Michael discusses the ROS software architecture that BMW is using to do its autonomous car development, and shows how the software interprets the sensor data to identify obstacles and lane markings and do localization and trajectory planning to enable full highway autonomy, based on a combination of lane keeping and dynamic cruise control. BMW also created their own suite of RQT and rviz plugins specifically designed for autonomous vehicle development.

After about two years of experience with ROS, BMW likes a lot of things about it, but Michael and his team do have some constructive criticisms: message transport needs more work (although ROS 2 should help with this), managing configurations for different robots is problematic, and it’s difficult to enforce compliance with industry standards like ISO and AUTOSAR, which will be necessary for software that’s usable in production vehicles.

Next up: Jerry Towler & Marc Alban (SwRI)

Amit Moran (Intel): Introducing ROS-RealSense: 3D Empowered Robotics Innovation Platform

While Intel is best known for making computer processors, the company is also interested in how people interact with all of the computing devices that have Intel inside.
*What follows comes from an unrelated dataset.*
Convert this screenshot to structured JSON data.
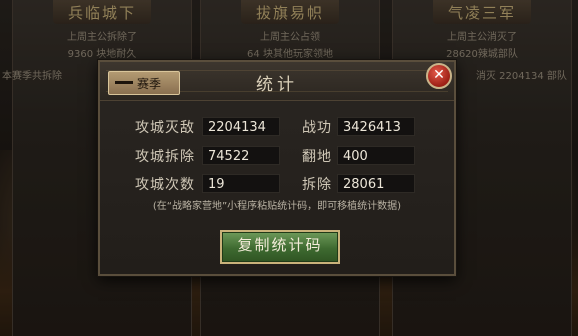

In other words, Intel makes brains, but they need senses to enable those brains to understand the world around them. Intel has developed two very small and very cheap 3D cameras (one long range and one short range) called RealSense, with the initial intent of putting them into devices like laptops and tablets for applications such as facial recognition and gesture tracking.

Robots are also in dire need of capable and affordable 3D sensors for navigation and object recognition, and fortunately, Intel understands this, and they’ve created the RealSense Robotics Innovation Program to help drive innovation using their hardware. Intel itself isn’t a robotics company, but as Amit explains in his ROSCon talk, they want to be a part of the robotics future, which is why they prioritized ROS integration for their RealSense cameras.

A RealSense ROS package has been available since 2015, and Intel has been listening to feedback from roboticists and steadily adding more features. The package provides access to the RealSense camera data (RGB, depth, IR, and point cloud), and will eventually include basic computer vision functions (including plane analysis and blob detection) as well as more advanced functions like skeleton tracking, object recognition, and localization and mapping tools.

Intel RealSense 3D camera developer kits are available now, and you can order one for as little as $99.

Next up: Michael Aeberhard, Thomas Kühbeck, Bernhard Seidl, et al. (BMW Group Research and Technology)
Check out last week’s post: The Descartes Planning Library for Semi-Constrained Cartesian Trajectories